Dataset items

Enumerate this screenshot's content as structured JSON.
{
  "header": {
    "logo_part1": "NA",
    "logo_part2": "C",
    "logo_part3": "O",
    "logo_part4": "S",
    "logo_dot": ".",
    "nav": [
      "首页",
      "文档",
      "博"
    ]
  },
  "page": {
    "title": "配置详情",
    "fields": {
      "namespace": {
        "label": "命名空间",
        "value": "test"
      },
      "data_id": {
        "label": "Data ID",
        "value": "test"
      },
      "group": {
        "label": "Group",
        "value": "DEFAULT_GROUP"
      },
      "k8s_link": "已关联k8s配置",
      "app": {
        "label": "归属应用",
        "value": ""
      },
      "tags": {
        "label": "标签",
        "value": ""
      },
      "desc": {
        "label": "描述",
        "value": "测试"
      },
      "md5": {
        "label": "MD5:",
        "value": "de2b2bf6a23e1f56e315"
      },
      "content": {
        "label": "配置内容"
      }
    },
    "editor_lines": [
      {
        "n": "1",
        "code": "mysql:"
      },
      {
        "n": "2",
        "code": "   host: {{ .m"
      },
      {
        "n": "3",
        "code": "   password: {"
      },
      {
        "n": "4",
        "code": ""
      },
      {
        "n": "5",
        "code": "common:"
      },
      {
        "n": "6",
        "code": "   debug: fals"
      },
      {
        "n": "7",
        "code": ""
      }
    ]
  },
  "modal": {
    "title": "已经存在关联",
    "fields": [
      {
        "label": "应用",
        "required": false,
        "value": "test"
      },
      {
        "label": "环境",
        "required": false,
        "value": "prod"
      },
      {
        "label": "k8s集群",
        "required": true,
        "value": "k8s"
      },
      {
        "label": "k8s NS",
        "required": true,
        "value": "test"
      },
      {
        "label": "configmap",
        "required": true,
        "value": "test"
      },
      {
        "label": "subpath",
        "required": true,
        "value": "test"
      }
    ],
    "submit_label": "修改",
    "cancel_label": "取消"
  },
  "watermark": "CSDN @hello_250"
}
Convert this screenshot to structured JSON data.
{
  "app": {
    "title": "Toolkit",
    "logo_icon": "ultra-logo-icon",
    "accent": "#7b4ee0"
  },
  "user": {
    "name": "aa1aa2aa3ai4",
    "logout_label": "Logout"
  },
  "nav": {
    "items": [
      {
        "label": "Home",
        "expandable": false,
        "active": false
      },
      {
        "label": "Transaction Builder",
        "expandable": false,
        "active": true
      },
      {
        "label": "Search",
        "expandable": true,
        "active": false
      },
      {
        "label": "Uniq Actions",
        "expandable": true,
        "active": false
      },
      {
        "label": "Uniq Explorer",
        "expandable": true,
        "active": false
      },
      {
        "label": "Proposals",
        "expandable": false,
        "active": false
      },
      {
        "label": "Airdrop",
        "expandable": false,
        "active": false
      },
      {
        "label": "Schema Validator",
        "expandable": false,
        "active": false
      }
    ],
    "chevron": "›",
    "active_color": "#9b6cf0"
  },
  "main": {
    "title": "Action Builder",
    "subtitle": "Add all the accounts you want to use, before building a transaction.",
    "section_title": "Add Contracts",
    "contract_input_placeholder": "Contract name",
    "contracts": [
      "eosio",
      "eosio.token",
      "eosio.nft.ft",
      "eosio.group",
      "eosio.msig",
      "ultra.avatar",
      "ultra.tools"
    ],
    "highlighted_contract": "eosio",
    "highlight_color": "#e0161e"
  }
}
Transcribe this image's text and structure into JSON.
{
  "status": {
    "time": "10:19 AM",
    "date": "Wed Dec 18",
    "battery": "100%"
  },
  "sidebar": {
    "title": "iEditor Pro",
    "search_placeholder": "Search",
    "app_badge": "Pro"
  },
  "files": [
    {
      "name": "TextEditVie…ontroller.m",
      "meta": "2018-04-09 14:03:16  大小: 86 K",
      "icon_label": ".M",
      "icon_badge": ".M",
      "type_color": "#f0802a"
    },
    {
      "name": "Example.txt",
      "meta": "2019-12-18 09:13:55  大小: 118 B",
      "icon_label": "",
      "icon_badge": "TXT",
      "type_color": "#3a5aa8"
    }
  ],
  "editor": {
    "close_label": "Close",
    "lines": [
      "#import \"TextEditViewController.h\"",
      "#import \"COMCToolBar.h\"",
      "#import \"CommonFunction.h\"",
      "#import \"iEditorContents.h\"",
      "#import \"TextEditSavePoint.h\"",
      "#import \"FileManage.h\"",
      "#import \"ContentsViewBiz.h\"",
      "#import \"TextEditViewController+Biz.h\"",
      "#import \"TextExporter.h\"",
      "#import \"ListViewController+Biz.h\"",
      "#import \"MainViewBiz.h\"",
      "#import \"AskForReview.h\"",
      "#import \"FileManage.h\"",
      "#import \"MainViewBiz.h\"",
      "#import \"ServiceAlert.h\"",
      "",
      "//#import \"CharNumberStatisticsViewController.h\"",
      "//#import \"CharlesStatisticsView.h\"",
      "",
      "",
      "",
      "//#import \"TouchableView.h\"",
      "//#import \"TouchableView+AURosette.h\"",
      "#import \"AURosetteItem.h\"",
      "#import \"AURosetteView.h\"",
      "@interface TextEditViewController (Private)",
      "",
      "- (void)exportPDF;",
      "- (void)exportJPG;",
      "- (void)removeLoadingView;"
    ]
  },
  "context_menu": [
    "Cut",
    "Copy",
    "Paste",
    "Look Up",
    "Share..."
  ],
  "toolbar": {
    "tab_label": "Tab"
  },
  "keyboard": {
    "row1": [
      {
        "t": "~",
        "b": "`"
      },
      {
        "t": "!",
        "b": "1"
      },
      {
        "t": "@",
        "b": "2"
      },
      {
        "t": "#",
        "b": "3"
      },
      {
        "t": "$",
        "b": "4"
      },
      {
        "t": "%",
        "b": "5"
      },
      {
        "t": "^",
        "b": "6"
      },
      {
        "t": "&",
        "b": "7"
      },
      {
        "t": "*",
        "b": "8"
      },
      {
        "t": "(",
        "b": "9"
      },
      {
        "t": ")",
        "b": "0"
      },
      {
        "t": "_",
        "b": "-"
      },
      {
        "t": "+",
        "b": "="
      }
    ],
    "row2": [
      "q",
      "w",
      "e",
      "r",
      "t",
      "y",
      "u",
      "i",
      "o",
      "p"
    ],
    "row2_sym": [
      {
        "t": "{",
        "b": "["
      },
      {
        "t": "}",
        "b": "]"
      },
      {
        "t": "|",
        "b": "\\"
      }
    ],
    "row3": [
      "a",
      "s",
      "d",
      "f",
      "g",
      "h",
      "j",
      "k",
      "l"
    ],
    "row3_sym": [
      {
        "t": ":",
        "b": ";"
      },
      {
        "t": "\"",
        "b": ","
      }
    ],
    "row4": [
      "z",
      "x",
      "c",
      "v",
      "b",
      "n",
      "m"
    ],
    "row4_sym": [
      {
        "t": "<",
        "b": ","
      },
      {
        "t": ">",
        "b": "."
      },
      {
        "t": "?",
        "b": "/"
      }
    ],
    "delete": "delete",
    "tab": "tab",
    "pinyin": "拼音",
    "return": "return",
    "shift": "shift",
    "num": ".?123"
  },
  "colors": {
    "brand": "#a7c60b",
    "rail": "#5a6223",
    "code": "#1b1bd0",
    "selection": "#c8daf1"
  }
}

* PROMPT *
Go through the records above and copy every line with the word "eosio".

* ANSWER SPACE *
      "eosio",
      "eosio.token",
      "eosio.nft.ft",
      "eosio.group",
      "eosio.msig",
    "highlighted_contract": "eosio",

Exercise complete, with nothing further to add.